the last great adventure

Last week, the tight ship I’ve been trying to run ’round here ran into a bit of a swell. James’ parents arrived and our house became a construction zone. During the day, the near-constant sound of chainsaws and belt sanders; at night, decadent dinners and too much wine. Then, on Wednesday, my Grandpa King passed away at 84 after a full life and a long battle with cancer. I made my way to YVR on Friday (via bike, ferry, bus, and beloved cousin Laura) and landed in Winnipeg at midnight. I spent all day Saturday with the whole King clan, celebrating his life and just being together. I flew home to my crew at 6 am Sunday morning.

Below is the Grandchildren’s Tribute I gave at the service. Some people have asked for a copy, so here it is for them (and whoever else wishes) to read.

A picture I took of my grandparents in the Rocky Mountains in 2003, when I was living and working there for the summer and they came to visit me.

A picture I took of my grandparents in the Rocky Mountains in 2003, when I was living and working there for the summer and they came to visit me.

The word grandfather is supposed to be synonymous with old age. It’s supposed to conjure images of spectacles and canes and heavy woollen coats.

But it never was quite that way for us King grandkids. Grandpa was, to us, an enigma. Our parent’s parent. Our elder. But here was a man who defied age. Here was a man who’d ride his motorcycle all the way to Oakbank to take us whizzing down country roads, my hair whipping against my face if I ventured to peer out from behind him. Here was a man who towed us along the paths of Kildonan Park on his purple tandem bicycle—sometimes making multiple trips just to keep us all happy.

Grandpa King was a boy in a man’s body. His physical energy hung on for so long it was remarkable. Every time I came back to visit I expected an old man. And yet there he was, so alive. That energy lives on in many of us, as do his other passions: music, as we’ve heard so beautifully today, tinkering and fixing things, and caring for others, most notably Grandma, as the two aged.

He had an energy of spirit, too: Grandpa King was mischievous. He loved to tease and to trick, and to poke gentle fun. What kind of grandfather convinces his granddaughters that there’s a wolf living in the abandoned railway tunnel behind the house? I was so afraid of that imaginary wolf. After all, Grandpa had shown me its fur! I’d heard its howls in the night! I don’t know how I made it through so many sleepovers on Kildonan Drive. Thank goodness for the candies Grandma would stash under our pillows—sweet comfort against the fear.

He was the kind of grandpa who’d offer .25 to the first person to eat the jalapeño pepper off the salad at Olive Garden. He was the one who taught us how to “moon” each other, an antic that supplied hours upon hours, days even, of giggles, much to our parent’s annoyance.

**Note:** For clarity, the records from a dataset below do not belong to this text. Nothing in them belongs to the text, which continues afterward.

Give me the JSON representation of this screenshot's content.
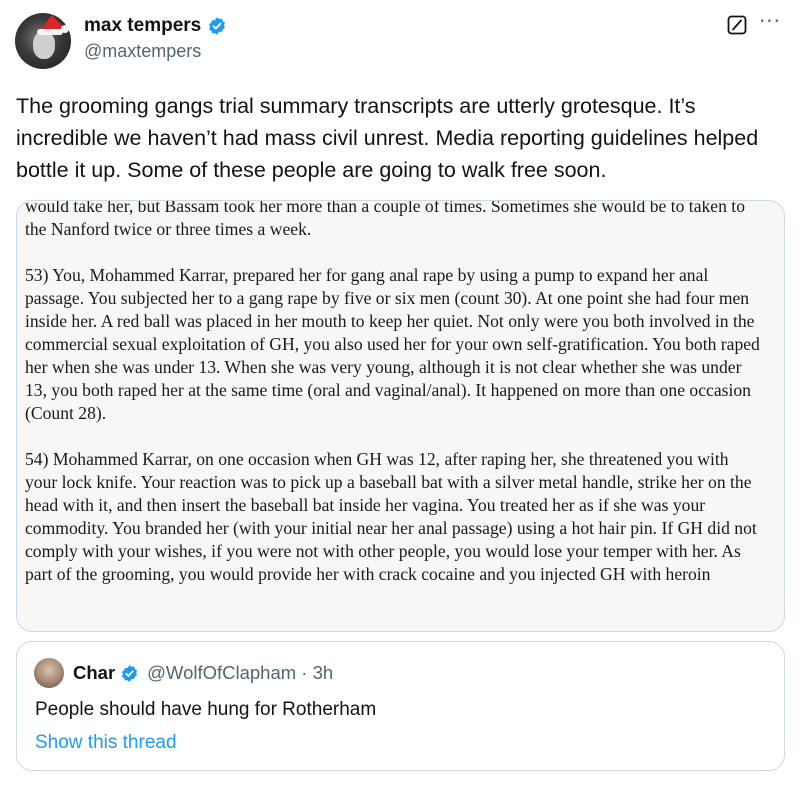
{
  "author": {
    "display_name": "max tempers",
    "handle": "@maxtempers",
    "verified_icon": "verified-badge-icon",
    "accent_color": "#1d9bf0"
  },
  "actions": {
    "grok_icon": "grok-icon",
    "more_label": "···"
  },
  "tweet": {
    "text": "The grooming gangs trial summary transcripts are utterly grotesque. It’s incredible we haven’t had mass civil unrest. Media reporting guidelines helped bottle it up. Some of these people are going to walk free soon."
  },
  "media": {
    "paragraphs": [
      "would take her, but Bassam took her more than a couple of times. Sometimes she would be to taken to the Nanford twice or three times a week.",
      "53) You, Mohammed Karrar, prepared her for gang anal rape by using a pump to expand her anal passage. You subjected her to a gang rape by five or six men (count 30). At one point she had four men inside her. A red ball was placed in her mouth to keep her quiet. Not only were you both involved in the commercial sexual exploitation of GH, you also used her for your own self-gratification. You both raped her when she was under 13. When she was very young, although it is not clear whether she was under 13, you both raped her at the same time (oral and vaginal/anal). It happened on more than one occasion (Count 28).",
      "54) Mohammed Karrar, on one occasion when GH was 12, after raping her, she threatened you with your lock knife. Your reaction was to pick up a baseball bat with a silver metal handle, strike her on the head with it, and then insert the baseball bat inside her vagina. You treated her as if she was your commodity. You branded her (with your initial near her anal passage) using a hot hair pin. If GH did not comply with your wishes, if you were not with other people, you would lose your temper with her. As part of the grooming, you would provide her with crack cocaine and you injected GH with heroin"
    ]
  },
  "quote": {
    "display_name": "Char",
    "handle_time": "@WolfOfClapham · 3h",
    "text": "People should have hung for Rotherham",
    "show_thread": "Show this thread"
  }
}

With Grandpa, everything was an adventure: A walk along the beach became a hunt for buried treasure and lost relics. A visit to his basement workshop became a top-secret meeting in his hidden bunker, smelling of cedar and pine. Tobogganing on the hill behind the house was as exhilarating as a ski tour through the Alps. A birthday party in our backyard became a circus ring, complete with a moustached man doing flips on a trampoline. That one was good enough for hours of bragging to my friends.

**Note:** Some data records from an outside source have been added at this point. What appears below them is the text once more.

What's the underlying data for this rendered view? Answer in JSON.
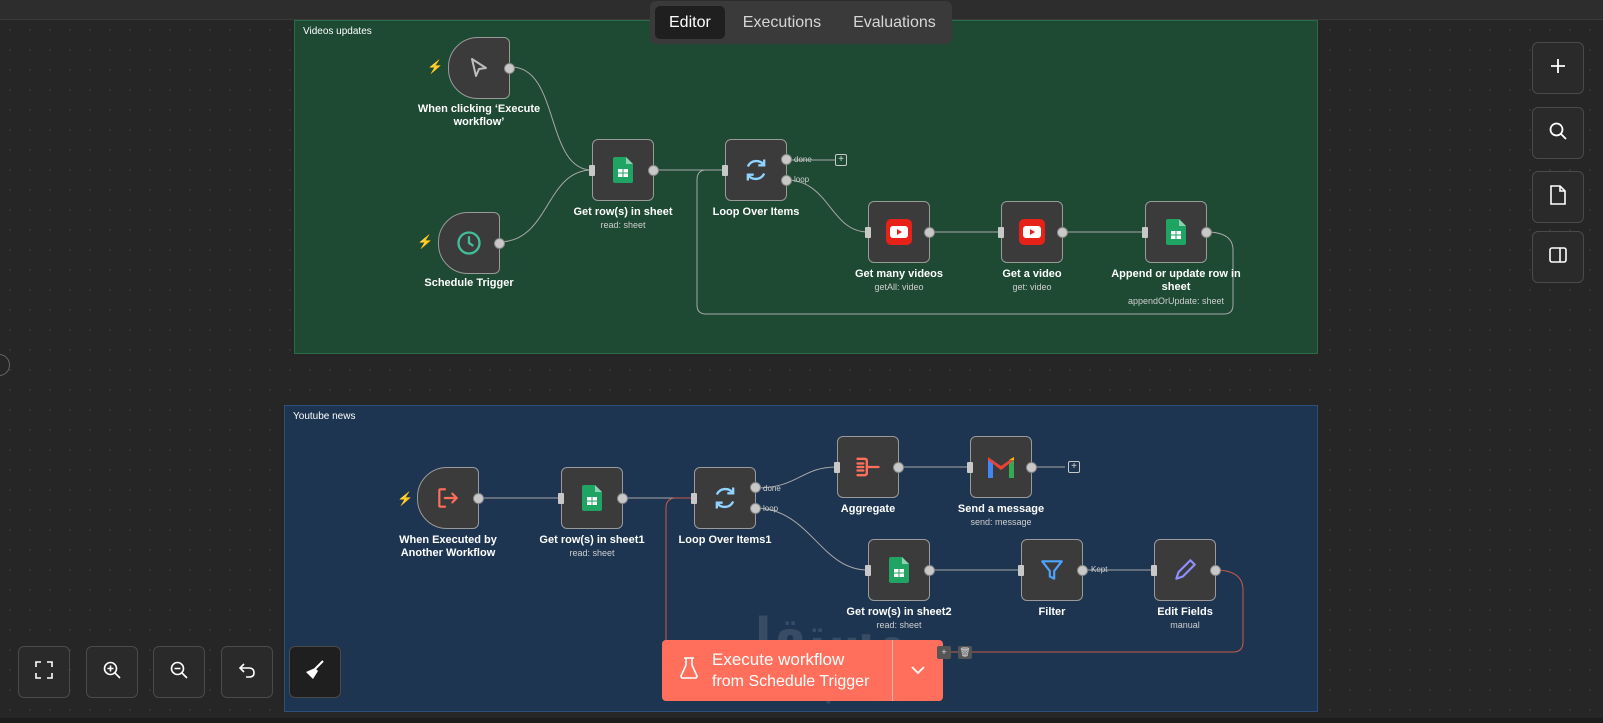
{
  "tabs": [
    "Editor",
    "Executions",
    "Evaluations"
  ],
  "sticky_notes": [
    {
      "title": "Videos updates",
      "color": "#1e4933"
    },
    {
      "title": "Youtube news",
      "color": "#1d3550"
    }
  ],
  "nodes": {
    "manual_trigger": {
      "label": "When clicking ‘Execute workflow’",
      "icon": "cursor-icon"
    },
    "schedule_trigger": {
      "label": "Schedule Trigger",
      "icon": "clock-icon"
    },
    "get_rows": {
      "label": "Get row(s) in sheet",
      "sub": "read: sheet",
      "icon": "google-sheets-icon"
    },
    "loop": {
      "label": "Loop Over Items",
      "icon": "loop-icon"
    },
    "get_many_videos": {
      "label": "Get many videos",
      "sub": "getAll: video",
      "icon": "youtube-icon"
    },
    "get_video": {
      "label": "Get a video",
      "sub": "get: video",
      "icon": "youtube-icon"
    },
    "append_row": {
      "label": "Append or update row in sheet",
      "sub": "appendOrUpdate: sheet",
      "icon": "google-sheets-icon"
    },
    "exec_by_workflow": {
      "label": "When Executed by Another Workflow",
      "icon": "sign-in-icon"
    },
    "get_rows1": {
      "label": "Get row(s) in sheet1",
      "sub": "read: sheet",
      "icon": "google-sheets-icon"
    },
    "loop1": {
      "label": "Loop Over Items1",
      "icon": "loop-icon"
    },
    "aggregate": {
      "label": "Aggregate",
      "icon": "aggregate-icon"
    },
    "send_message": {
      "label": "Send a message",
      "sub": "send: message",
      "icon": "gmail-icon"
    },
    "get_rows2": {
      "label": "Get row(s) in sheet2",
      "sub": "read: sheet",
      "icon": "google-sheets-icon"
    },
    "filter": {
      "label": "Filter",
      "icon": "filter-icon"
    },
    "edit_fields": {
      "label": "Edit Fields",
      "sub": "manual",
      "icon": "pencil-icon"
    }
  },
  "port_labels": {
    "done": "done",
    "loop": "loop",
    "kept": "Kept"
  },
  "execute_button": {
    "line1": "Execute workflow",
    "line2": "from Schedule Trigger"
  },
  "watermark": {
    "arabic": "مستقل",
    "latin": "mostaql.com"
  },
  "colors": {
    "accent": "#ff6f5c",
    "sheets": "#1fa463",
    "youtube": "#e62117",
    "filter": "#4ea3ff",
    "pencil": "#8f8fff",
    "loop": "#8fd3ff"
  }
}
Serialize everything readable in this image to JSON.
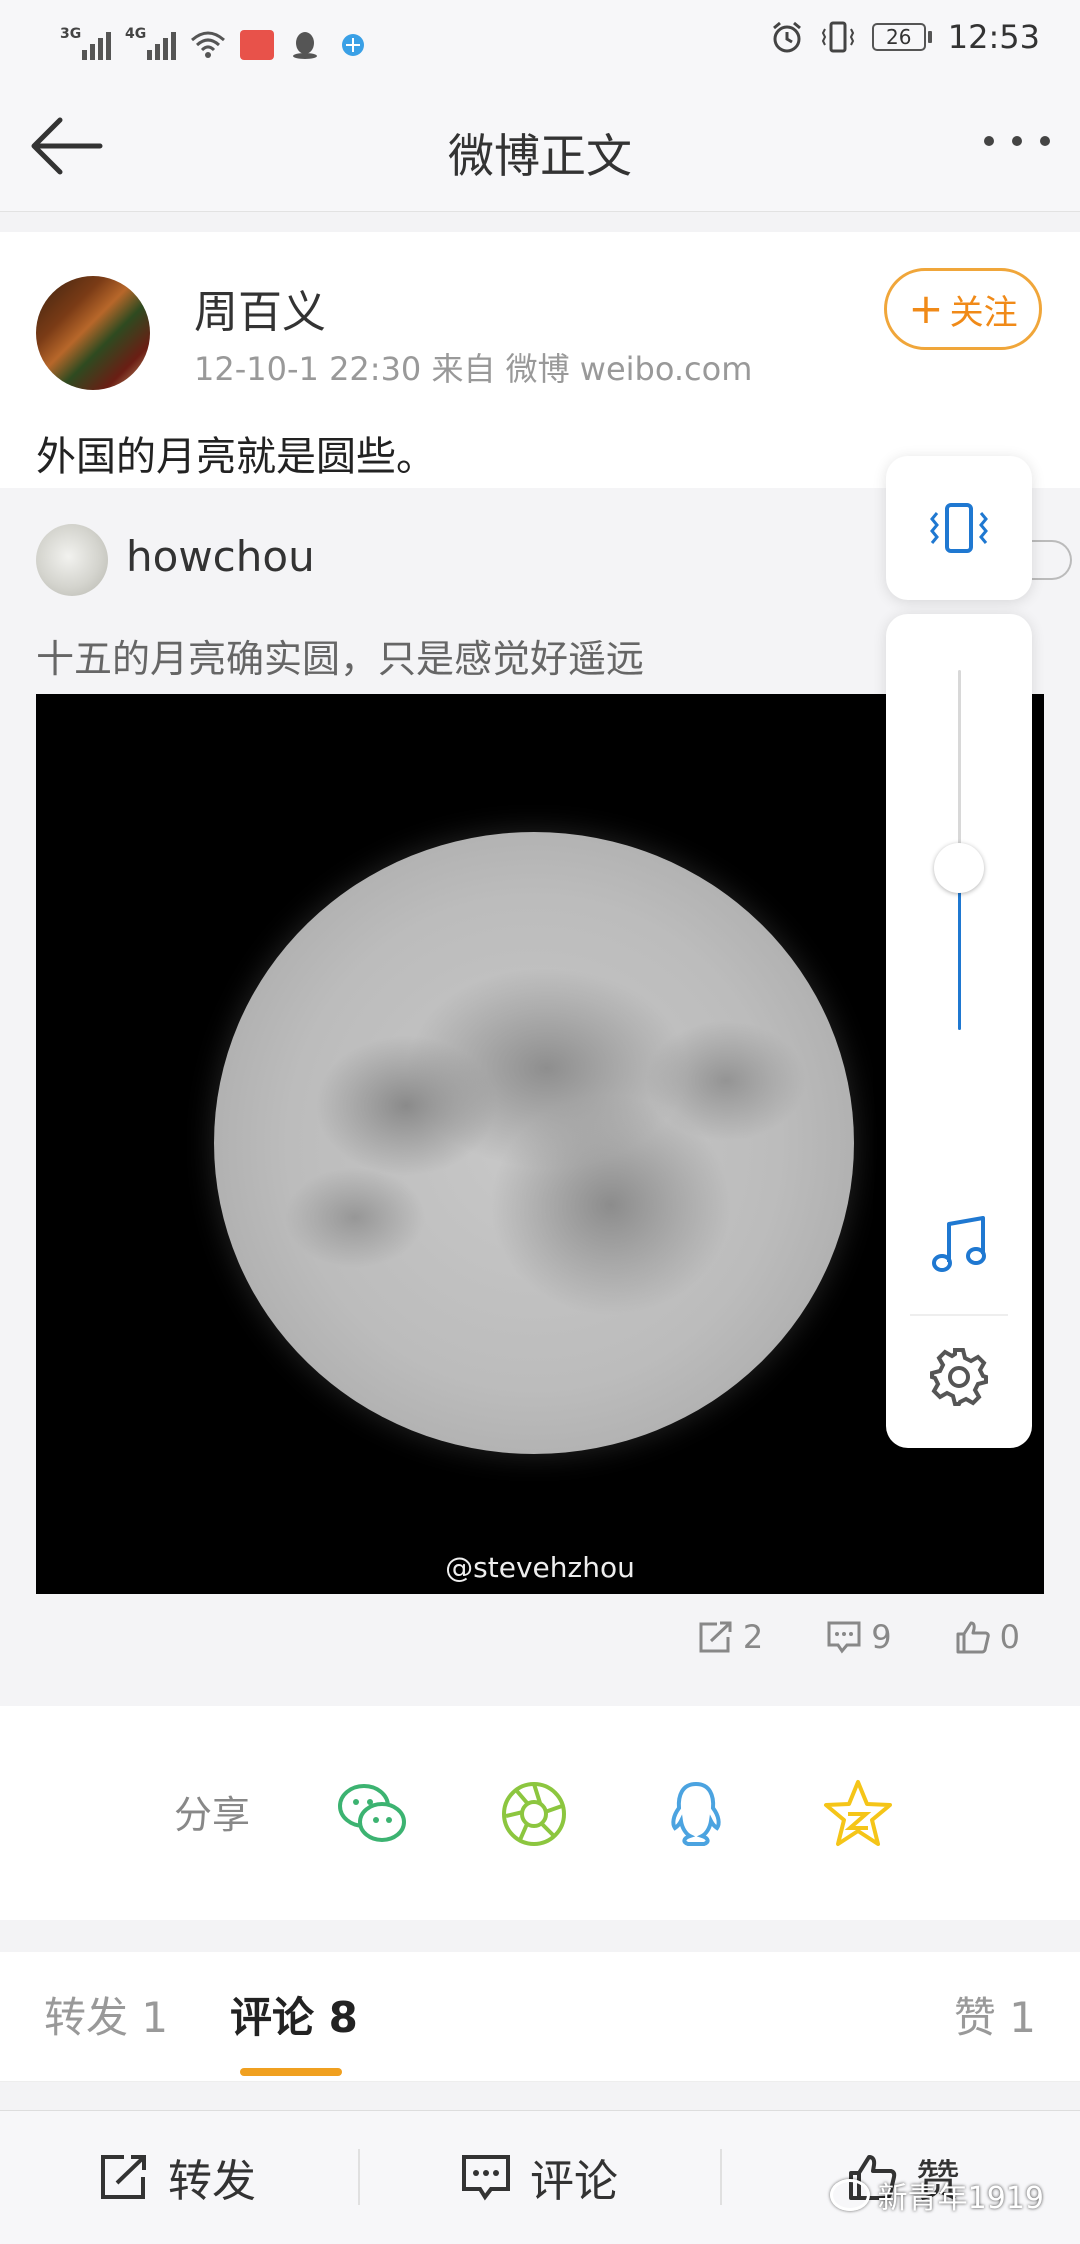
{
  "status_bar": {
    "network_1": "3G",
    "network_2": "4G",
    "battery": "26",
    "time": "12:53",
    "icons": [
      "signal-icon",
      "signal-icon",
      "wifi-icon",
      "app-notification-icon",
      "qq-icon",
      "browser-icon",
      "alarm-icon",
      "vibrate-icon",
      "battery-icon"
    ]
  },
  "nav": {
    "title": "微博正文",
    "back_icon": "back-arrow-icon",
    "more_icon": "more-dots-icon"
  },
  "post": {
    "author": "周百义",
    "meta": "12-10-1 22:30   来自 微博 weibo.com",
    "follow_label": "关注",
    "follow_color": "#f08a18",
    "text": "外国的月亮就是圆些。"
  },
  "retweet": {
    "user": "howchou",
    "text": "十五的月亮确实圆，只是感觉好遥远",
    "image_watermark": "@stevehzhou",
    "stats": {
      "reposts": "2",
      "comments": "9",
      "likes": "0"
    }
  },
  "share": {
    "label": "分享",
    "targets": [
      "wechat-icon",
      "moments-icon",
      "qq-icon",
      "qzone-icon"
    ]
  },
  "tabs": {
    "repost": "转发 1",
    "comment": "评论 8",
    "like": "赞 1",
    "active": "comment",
    "accent": "#f0a020"
  },
  "bottom_bar": {
    "repost": "转发",
    "comment": "评论",
    "like": "赞"
  },
  "volume_overlay": {
    "level": 0.45,
    "accent": "#1f78d1",
    "icons": [
      "vibrate-icon",
      "music-note-icon",
      "settings-gear-icon"
    ]
  },
  "watermark_brand": "新青年1919"
}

While he may have been a man of few words, he loved us boundlessly: The way his eyes sparkled at a teasing comment he, at least, thought was hilarious. The way he always showed up for games or concerts. The way he welcomed our boyfriends and girlfriends, spouses, and friends. The way he accepted us, despite our absences and bad decisions. He communicated his love by his presence, quietly washing up the 18-plus serving platters Grandma had used for Thanksgiving dinner, then boiling water for even more cups of coffee, then sitting quietly in the corner, an island of contentment in the mayhem around him. In the last decade of his life, he became 9 times a great-grandfather—a title that we grandkids knew was really the proper one all along.

How many little girls get to have their Grandpa around for 39 years of their life? Despite this incredible gift, I could’ve used one more motorcycle ride, some handmade shelves for my new house. If you could have one more moment, what would you choose? An ice cream trip on the tandem, or maybe another game of Rook?

I have a feeling Grandpa was about as afraid of death as he was of that old wolf.

Perhaps Death, as one of our best contemporary authors wrote, is but the next great adventure.

Goodbye Grandpa King. We, your loving grandchildren, will miss you dearly.

-Feb. 22/2020

Together for one sweet day.

Together for one sweet day.